Saint Bernard - hating and loving Knights

The Cistercian Order, and especially Clairvaux abbot Bernard (1091-1153), was essential in creating the Templar Order. The Vitae of Saint Bernard was written to promote Bernard's sainthood and may have been idealised. Effectively, as Bernard was canonized by Pope Alexander III as soon as 18 January 1174, so only 20 years after his death. The Vitae gives a very interesting insight into his views, convictions and way of life.

Noble support of the early Templars: funds, hands and land

It was from France nobles that the Templars received their earliest support in terms of donations.

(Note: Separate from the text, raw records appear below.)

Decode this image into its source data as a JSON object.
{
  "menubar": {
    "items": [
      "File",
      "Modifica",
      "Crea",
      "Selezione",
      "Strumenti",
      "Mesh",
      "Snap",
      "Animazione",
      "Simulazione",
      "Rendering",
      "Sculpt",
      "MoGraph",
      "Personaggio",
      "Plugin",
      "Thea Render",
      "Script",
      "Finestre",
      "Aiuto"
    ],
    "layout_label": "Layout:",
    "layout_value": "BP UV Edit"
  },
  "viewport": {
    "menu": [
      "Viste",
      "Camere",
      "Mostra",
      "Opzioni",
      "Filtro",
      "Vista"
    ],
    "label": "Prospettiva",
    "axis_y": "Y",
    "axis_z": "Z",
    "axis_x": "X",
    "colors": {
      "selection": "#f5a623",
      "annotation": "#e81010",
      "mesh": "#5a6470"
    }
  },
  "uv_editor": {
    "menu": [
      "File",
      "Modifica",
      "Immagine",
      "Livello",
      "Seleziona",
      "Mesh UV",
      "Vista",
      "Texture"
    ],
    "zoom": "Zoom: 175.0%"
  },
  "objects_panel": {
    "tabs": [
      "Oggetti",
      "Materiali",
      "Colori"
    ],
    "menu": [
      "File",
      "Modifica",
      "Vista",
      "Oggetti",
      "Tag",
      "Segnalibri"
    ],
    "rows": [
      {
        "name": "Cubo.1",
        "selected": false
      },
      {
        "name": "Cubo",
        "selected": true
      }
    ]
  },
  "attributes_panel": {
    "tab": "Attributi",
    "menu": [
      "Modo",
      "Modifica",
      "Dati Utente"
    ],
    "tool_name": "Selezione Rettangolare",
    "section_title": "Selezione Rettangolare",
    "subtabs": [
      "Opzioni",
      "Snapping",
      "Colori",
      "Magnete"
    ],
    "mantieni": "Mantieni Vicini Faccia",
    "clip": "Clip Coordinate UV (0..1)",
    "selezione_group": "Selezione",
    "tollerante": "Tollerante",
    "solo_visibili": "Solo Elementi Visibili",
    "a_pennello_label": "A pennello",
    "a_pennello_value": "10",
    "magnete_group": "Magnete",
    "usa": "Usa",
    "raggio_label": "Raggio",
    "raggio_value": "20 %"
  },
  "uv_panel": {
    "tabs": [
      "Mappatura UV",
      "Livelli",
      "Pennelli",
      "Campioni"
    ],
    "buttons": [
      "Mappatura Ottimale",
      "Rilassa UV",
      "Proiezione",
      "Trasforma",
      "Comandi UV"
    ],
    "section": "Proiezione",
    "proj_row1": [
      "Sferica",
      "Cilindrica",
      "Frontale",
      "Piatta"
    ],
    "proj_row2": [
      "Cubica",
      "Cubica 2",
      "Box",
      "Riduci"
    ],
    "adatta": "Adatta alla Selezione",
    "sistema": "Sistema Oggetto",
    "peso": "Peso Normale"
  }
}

In 1120, the Count of Anjou, Fulk V, future king of Jerusalem, came as a pilgrim to the East and he temporarily joined the confraternity founded by Hugues de Payns. He lived in the palace that King Baldwin II had given to the brethren and on his return to the West, Foulques V granted them an annuity of thirty Angevin livres. With this gesture inspired by admiration and devotion, he certainly hoped to set an example.

The langue d’oïl, the mother tongue of the Knights Templar

French lands have always had a privileged relationship with the Temple, and so did the French language. Templar founders were from what is now northern France, but at the time was all of Francia. Hugues de Payns came from the family of the lords of Montigny, from the area between Champagne and Burgundy, or Godefroy de Saint-Omer and Payen de Montdidier, both of more elevated status, who were respectively from Flanders and Picardy.

Small rural commanderies: the heart of the Templar organisation

Templar commanderies formed an interlocking network, despite significant regional differences. They housed brethren that belonged to three categories of members of the Order: knights, clerics, and sergeants lived together in the everyday life of the commandery.

Usually the brethren in the commanderies did not constitute a community in the full sense of the term. The existence of a cloister, known for the Temple in Paris, was exceptional and dormitories and refectories remained fairly rare.

Were Occitanian Templars also Cathar heretics?

Templars and Cathars were contemporaries. The Cathars were subdued during the Albigensian Crusade (1209–1229). This was a 20-year military campaign initiated by Pope Innocent III to eliminate heretical Catharism in the Languedoc region, in southern France. This Crusade was prosecuted primarily by the French crown. It promptly took on a political flavour, resulting in not only a significant reduction in the number of practising Cathars, but also a realignment of Languedoc with the French crown. 

The Templars had many settlements in the Occitanian region and in that way were closely connected to the local nobility and people. Many of those families were (at least in part) favourable to the Cathar movement. Read Jochem Schenk "Templar Families" on these family ties. At the same time, Templars and Cathers did not see everything the same way.